|US20140150291 *||Nov 25, 2013||Jun 5, 2014||Scot K LARSEN||Impact Resistant Running Shoe Insert|
|EP0147024A2 *||Oct 25, 1984||Jul 3, 1985||Bernard Chapnick||Shoe insert construction|
|U.S. Classification||36/44, 36/30.00R|
|Cooperative Classification||A43B17/003, A43B7/1465|
|European Classification||A43B7/14A30R, A43B17/00B|
|Jan 12, 1983||AS||Assignment|
Owner name: POWER-SOLER, INC., WETUMPKA INDUSTRIAL PARK, WETUM
Free format text: ASSIGNMENT OF ASSIGNORS INTEREST.;ASSIGNOR:POWER, ROY J.;REEL/FRAME:004081/0463
Effective date: 19821110
|Jun 15, 1987||REMI||Maintenance fee reminder mailed|
|Nov 8, 1987||LAPS||Lapse for failure to pay maintenance fees|

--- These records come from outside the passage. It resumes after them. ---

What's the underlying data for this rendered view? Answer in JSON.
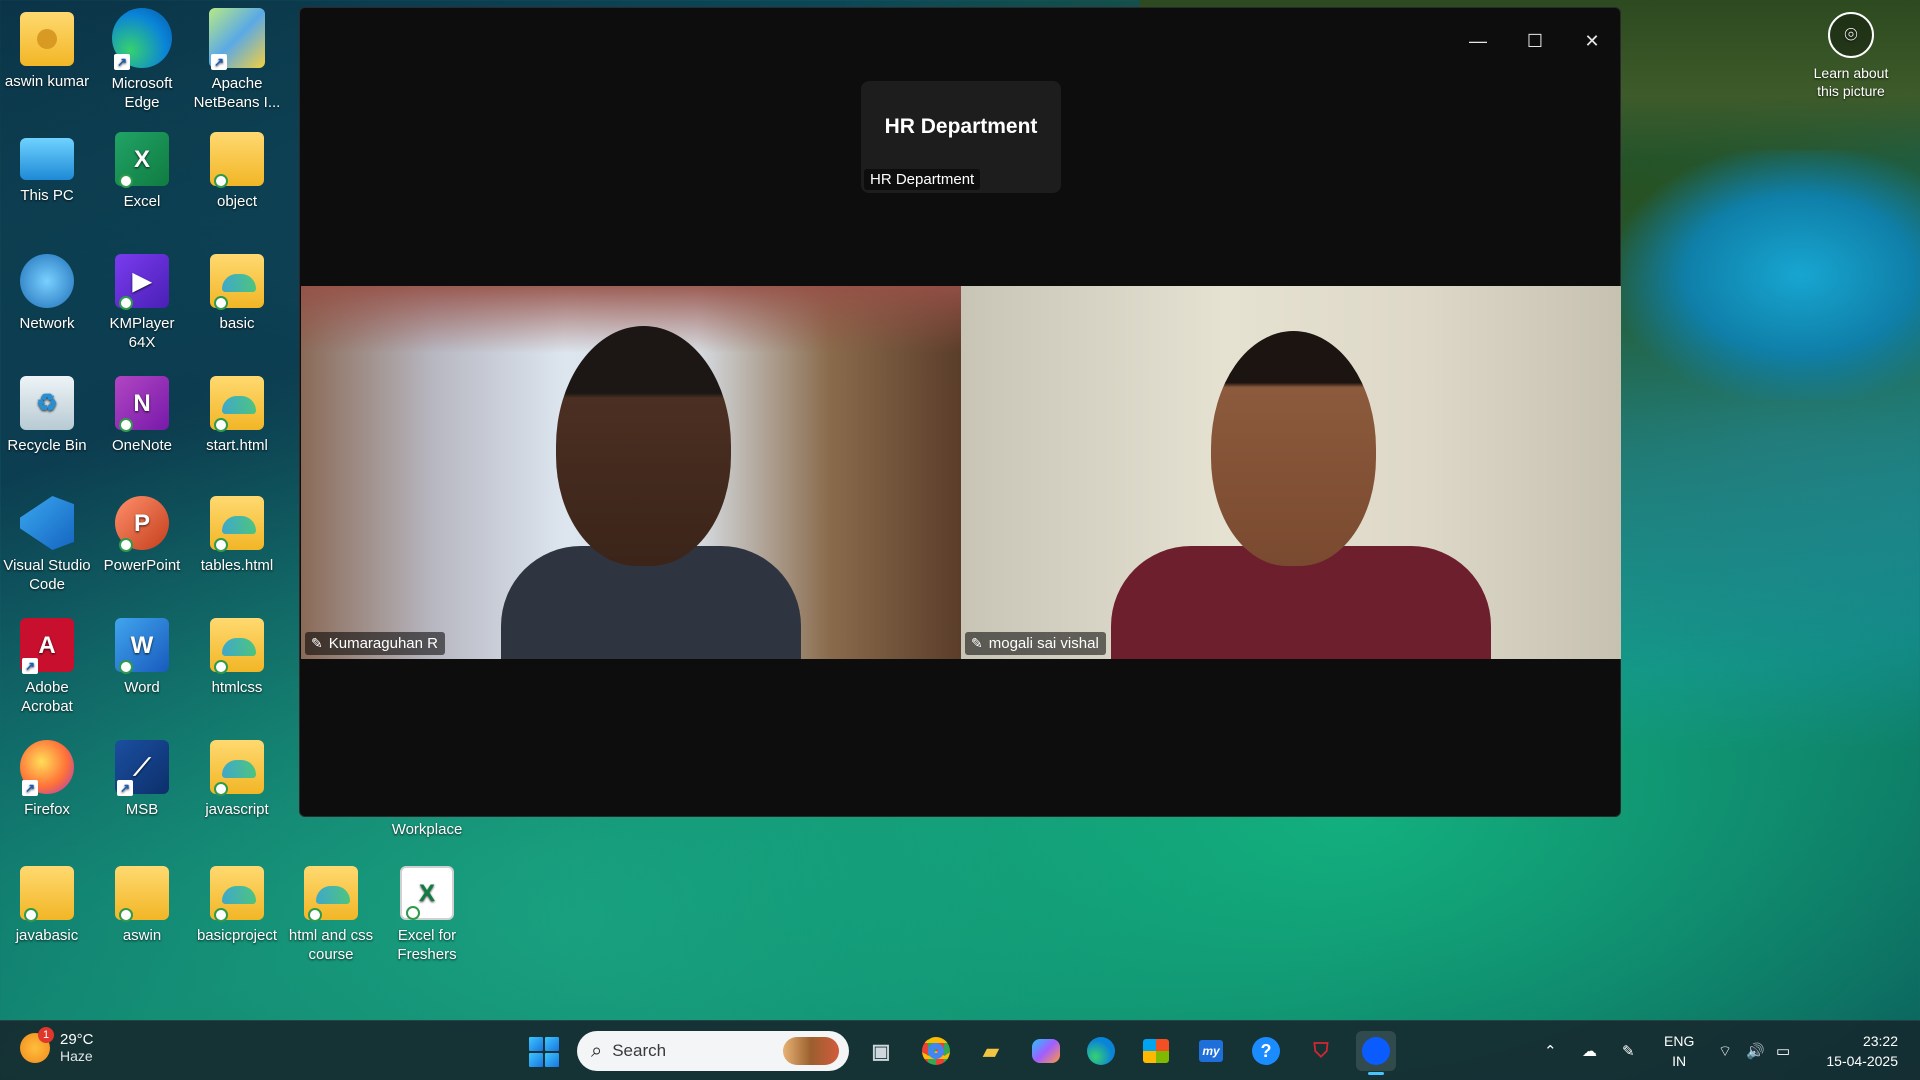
{
  "desktop": {
    "icons": [
      {
        "label": "aswin kumar"
      },
      {
        "label": "Microsoft Edge"
      },
      {
        "label": "Apache NetBeans I..."
      },
      {
        "label": "This PC"
      },
      {
        "label": "Excel"
      },
      {
        "label": "object"
      },
      {
        "label": "Network"
      },
      {
        "label": "KMPlayer 64X"
      },
      {
        "label": "basic"
      },
      {
        "label": "Recycle Bin"
      },
      {
        "label": "OneNote"
      },
      {
        "label": "start.html"
      },
      {
        "label": "Visual Studio Code"
      },
      {
        "label": "PowerPoint"
      },
      {
        "label": "tables.html"
      },
      {
        "label": "Adobe Acrobat"
      },
      {
        "label": "Word"
      },
      {
        "label": "htmlcss"
      },
      {
        "label": "Firefox"
      },
      {
        "label": "MSB"
      },
      {
        "label": "javascript"
      },
      {
        "label": "Workplace"
      },
      {
        "label": "javabasic"
      },
      {
        "label": "aswin"
      },
      {
        "label": "basicproject"
      },
      {
        "label": "html and css course"
      },
      {
        "label": "Excel for Freshers"
      }
    ],
    "learn_about": "Learn about this picture"
  },
  "zoom": {
    "hr_tile_title": "HR Department",
    "hr_tile_name": "HR Department",
    "participants": [
      {
        "name": "Kumaraguhan R"
      },
      {
        "name": "mogali sai vishal"
      }
    ]
  },
  "taskbar": {
    "weather_temp": "29°C",
    "weather_desc": "Haze",
    "weather_badge": "1",
    "search_placeholder": "Search",
    "lang_1": "ENG",
    "lang_2": "IN",
    "time": "23:22",
    "date": "15-04-2025"
  },
  "colors": {
    "zoom_bg": "#0d0d0d",
    "accent": "#4cc2ff"
  }
}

|Jan 26, 1988||FP||Expired due to failure to pay maintenance fee|
Effective date: 19871108